FireLite and Sprinkler Systems
The video above shot in February 2018, whilst not a full Hose Stream Test, demonstrates the ability of FireLite to remain structurally stable when doused with cold water. The furnace temperature at test termination was 1050 Degrees Celsius, and water was immediately played onto the exposed face after a 4 hour test duration
Sprinkler systems are important for the suppression of fire, and to keep it in its place of origin, contained and relatively small. They are particularly used to prevent fire spread, limit the development of untenable conditions for firefighters and building occupants, and give time for the fire and rescue service to attend, to extinguish the fire and ensure that the building is safe.
But sprinklers ideally need to work within a compartmented structure, and the effect of cold water on hot glass, especially where there is flooding coverage, can be a major consideration. Standard glass types, including most common fire-resistant glass types, suffer thermal shock cracking and failure due to the impingement of water.
Thermal shock from cold water is not a threat to FireLite, however. And FireLite remains in place even when hot and impacted by water.
Evidence for FireLite’s ability to resist thermal stress comes from its success under the conditions of a US hosestream test and the fundamental thermal expansion characteristics of the ceramic glass and its ability to with standard thermal gradients. (See information sheets on temperature gradient, hosestream test and fire resistance testing).

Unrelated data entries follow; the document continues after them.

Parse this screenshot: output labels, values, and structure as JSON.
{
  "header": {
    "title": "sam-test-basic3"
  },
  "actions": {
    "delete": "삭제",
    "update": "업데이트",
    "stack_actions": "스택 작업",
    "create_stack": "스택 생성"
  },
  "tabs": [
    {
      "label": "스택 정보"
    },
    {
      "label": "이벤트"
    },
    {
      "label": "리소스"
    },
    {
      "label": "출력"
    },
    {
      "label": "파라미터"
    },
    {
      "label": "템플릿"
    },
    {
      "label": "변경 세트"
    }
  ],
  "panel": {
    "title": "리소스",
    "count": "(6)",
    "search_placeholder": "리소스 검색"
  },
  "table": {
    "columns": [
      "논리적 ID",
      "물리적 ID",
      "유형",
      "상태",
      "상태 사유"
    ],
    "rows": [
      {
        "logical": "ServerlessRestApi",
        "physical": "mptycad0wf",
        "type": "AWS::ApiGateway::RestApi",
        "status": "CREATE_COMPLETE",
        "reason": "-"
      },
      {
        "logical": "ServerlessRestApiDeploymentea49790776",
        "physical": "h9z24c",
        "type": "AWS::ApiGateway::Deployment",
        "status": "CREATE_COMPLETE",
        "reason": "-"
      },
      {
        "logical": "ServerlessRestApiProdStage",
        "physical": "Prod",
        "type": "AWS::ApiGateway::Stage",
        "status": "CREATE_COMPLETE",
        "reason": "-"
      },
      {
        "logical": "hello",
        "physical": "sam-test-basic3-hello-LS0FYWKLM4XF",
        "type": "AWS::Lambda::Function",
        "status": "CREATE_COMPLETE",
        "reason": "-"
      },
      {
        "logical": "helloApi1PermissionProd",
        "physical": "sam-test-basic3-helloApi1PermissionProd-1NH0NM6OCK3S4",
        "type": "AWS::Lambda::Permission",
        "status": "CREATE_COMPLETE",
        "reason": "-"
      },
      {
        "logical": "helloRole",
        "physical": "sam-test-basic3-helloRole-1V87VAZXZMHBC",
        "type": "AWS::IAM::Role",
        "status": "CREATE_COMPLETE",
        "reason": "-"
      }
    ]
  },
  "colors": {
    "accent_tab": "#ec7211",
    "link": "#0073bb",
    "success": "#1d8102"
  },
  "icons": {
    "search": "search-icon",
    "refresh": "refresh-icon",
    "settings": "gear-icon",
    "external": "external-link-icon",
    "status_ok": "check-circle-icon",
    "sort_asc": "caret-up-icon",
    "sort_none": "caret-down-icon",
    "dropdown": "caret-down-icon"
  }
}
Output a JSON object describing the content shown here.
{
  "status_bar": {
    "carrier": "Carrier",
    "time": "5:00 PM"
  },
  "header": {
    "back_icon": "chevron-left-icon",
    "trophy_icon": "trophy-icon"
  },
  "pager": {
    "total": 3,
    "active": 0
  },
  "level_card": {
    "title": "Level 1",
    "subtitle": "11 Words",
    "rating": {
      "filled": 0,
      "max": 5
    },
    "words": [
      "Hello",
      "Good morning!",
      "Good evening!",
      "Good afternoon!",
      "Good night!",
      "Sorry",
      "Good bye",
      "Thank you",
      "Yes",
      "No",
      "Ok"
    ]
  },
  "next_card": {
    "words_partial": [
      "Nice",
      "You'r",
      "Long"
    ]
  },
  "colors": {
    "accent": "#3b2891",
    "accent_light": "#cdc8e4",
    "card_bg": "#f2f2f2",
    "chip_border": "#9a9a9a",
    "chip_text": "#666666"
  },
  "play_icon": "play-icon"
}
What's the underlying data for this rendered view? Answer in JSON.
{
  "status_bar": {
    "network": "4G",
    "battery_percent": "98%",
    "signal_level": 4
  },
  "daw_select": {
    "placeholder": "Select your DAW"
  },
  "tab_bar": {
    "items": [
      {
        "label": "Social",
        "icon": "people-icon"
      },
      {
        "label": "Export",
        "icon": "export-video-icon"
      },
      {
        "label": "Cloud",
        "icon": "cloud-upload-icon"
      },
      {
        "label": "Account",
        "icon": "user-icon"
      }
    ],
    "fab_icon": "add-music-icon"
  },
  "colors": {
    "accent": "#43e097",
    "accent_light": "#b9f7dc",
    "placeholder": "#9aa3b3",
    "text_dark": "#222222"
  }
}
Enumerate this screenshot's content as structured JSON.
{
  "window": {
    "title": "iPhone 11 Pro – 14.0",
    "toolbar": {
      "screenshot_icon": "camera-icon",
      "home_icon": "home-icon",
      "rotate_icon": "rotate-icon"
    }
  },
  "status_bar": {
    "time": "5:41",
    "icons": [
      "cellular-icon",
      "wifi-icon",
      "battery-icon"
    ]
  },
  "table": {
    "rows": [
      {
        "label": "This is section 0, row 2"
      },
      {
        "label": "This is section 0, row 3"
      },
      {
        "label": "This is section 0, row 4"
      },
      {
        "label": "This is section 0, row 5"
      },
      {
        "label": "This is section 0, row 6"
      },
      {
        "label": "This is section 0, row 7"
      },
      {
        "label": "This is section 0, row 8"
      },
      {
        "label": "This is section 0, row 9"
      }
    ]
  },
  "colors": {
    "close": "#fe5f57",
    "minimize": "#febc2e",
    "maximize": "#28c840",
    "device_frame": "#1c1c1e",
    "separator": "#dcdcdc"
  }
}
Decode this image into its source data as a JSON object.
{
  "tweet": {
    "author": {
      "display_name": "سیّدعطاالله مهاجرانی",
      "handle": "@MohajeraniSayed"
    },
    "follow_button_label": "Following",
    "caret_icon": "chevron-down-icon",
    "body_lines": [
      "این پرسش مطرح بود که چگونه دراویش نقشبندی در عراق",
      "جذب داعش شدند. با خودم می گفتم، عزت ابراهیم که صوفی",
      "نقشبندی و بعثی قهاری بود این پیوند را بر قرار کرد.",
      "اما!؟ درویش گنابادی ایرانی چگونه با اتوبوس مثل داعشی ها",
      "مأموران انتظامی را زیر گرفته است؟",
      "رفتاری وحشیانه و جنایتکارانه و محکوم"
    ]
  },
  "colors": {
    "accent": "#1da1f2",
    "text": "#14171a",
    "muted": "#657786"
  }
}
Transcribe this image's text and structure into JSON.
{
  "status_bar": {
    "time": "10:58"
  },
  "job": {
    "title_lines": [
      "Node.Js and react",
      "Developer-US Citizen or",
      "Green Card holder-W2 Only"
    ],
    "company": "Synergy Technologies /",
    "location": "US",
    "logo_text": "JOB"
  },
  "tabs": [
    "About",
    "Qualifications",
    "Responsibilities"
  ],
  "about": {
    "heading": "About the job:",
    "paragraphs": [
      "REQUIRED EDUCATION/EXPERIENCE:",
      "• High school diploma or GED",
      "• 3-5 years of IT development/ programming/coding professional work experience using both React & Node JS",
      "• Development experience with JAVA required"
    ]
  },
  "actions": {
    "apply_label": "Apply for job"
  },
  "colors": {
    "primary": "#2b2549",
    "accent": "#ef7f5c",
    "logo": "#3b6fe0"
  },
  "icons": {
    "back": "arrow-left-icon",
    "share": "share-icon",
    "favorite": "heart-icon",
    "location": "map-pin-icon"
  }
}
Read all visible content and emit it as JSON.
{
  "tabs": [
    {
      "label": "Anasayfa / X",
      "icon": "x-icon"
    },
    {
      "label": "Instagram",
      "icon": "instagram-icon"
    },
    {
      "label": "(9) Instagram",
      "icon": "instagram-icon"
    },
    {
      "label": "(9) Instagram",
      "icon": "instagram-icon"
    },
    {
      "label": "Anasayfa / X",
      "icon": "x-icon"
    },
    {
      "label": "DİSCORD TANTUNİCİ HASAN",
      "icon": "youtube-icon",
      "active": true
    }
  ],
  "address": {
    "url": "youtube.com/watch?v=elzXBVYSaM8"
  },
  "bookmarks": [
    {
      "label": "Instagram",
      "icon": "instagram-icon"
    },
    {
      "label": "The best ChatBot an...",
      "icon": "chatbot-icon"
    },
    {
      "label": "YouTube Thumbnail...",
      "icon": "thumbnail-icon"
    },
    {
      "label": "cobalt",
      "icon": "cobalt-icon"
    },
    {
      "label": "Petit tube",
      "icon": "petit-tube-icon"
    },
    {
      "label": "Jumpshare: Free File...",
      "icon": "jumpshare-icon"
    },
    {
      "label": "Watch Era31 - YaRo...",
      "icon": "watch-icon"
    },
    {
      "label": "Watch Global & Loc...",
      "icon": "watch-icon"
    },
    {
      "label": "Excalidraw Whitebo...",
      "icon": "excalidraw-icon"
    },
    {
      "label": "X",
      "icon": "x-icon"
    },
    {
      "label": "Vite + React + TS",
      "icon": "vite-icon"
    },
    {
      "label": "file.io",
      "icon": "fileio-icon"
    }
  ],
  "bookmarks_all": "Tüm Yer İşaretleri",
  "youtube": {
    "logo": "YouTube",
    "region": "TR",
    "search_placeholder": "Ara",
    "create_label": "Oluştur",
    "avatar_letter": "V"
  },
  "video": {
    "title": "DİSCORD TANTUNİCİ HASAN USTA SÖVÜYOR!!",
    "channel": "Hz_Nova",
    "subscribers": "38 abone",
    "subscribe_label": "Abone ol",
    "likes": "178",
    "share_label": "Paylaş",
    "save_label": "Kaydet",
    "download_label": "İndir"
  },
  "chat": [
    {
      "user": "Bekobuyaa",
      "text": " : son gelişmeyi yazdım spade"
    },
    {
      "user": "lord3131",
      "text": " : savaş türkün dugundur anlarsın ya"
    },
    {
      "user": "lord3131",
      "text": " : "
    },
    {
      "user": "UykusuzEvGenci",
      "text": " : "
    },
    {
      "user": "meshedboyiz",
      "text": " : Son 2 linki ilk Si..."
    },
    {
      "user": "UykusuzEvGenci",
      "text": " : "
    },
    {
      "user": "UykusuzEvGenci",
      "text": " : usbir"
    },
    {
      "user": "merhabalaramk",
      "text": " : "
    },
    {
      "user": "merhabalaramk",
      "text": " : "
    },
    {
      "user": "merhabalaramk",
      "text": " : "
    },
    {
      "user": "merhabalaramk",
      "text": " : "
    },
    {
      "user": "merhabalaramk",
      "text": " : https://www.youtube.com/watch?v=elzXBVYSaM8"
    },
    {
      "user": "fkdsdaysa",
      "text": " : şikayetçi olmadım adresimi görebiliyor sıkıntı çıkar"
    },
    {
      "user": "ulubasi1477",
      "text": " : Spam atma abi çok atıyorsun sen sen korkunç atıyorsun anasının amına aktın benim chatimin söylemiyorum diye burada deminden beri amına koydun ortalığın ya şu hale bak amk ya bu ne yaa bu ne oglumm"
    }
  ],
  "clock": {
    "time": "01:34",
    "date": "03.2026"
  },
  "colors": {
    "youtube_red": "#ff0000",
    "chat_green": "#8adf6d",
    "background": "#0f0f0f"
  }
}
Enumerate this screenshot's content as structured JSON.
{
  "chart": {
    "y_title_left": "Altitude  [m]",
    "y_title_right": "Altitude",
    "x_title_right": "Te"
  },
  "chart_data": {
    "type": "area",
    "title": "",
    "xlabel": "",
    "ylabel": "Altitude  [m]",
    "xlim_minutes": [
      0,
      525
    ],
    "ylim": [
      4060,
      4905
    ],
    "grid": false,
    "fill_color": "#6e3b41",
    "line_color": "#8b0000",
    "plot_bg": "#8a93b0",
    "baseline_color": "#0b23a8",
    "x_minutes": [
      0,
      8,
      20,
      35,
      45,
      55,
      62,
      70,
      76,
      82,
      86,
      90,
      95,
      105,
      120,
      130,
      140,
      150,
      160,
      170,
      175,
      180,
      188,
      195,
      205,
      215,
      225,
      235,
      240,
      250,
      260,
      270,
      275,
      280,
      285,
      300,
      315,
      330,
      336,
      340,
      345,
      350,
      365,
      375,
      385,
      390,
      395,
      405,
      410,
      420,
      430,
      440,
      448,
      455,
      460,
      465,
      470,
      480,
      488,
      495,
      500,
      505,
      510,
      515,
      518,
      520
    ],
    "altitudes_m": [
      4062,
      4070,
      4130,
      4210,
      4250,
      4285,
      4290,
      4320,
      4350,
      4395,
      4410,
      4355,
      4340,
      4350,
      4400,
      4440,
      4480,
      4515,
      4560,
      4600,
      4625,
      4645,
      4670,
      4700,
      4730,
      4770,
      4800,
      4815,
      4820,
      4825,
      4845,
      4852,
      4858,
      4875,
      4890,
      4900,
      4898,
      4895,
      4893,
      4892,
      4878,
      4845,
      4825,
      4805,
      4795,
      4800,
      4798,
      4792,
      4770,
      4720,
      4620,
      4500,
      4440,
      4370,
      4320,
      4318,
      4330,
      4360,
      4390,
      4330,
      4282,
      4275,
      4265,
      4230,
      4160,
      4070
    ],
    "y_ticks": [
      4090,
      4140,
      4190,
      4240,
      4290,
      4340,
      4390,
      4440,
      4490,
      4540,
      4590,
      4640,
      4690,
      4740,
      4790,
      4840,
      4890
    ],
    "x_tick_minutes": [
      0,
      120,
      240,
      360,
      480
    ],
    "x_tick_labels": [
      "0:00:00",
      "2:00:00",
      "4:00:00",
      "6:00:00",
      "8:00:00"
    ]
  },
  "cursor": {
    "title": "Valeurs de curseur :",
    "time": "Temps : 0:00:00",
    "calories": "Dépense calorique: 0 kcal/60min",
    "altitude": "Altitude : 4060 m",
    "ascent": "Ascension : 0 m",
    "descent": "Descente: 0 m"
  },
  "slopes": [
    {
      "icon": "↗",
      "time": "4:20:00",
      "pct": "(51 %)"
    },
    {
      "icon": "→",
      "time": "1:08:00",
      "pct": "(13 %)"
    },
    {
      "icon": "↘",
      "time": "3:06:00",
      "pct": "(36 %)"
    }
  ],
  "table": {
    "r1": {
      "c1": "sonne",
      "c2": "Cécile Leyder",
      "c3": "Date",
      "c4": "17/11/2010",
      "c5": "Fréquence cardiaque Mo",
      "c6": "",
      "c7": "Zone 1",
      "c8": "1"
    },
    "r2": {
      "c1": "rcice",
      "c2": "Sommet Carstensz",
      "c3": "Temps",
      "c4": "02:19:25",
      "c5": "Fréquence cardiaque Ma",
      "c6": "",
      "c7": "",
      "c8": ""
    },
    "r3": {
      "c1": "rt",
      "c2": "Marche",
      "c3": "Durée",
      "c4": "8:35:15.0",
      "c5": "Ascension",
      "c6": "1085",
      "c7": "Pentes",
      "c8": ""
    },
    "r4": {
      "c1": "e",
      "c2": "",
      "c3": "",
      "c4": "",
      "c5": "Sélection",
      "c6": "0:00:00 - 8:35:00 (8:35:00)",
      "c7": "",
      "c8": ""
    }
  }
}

The stability of FireLite in fire makes it an ideal stable substrate for sprinkler glass walls to act as fire-resistant water curtain barriers, without the restrictions which apply to other glass types on the width and extent of both transom and mullion glazing systems, the total area of such walls and the threat of uneven coverage of water due to other considerations arising from the location.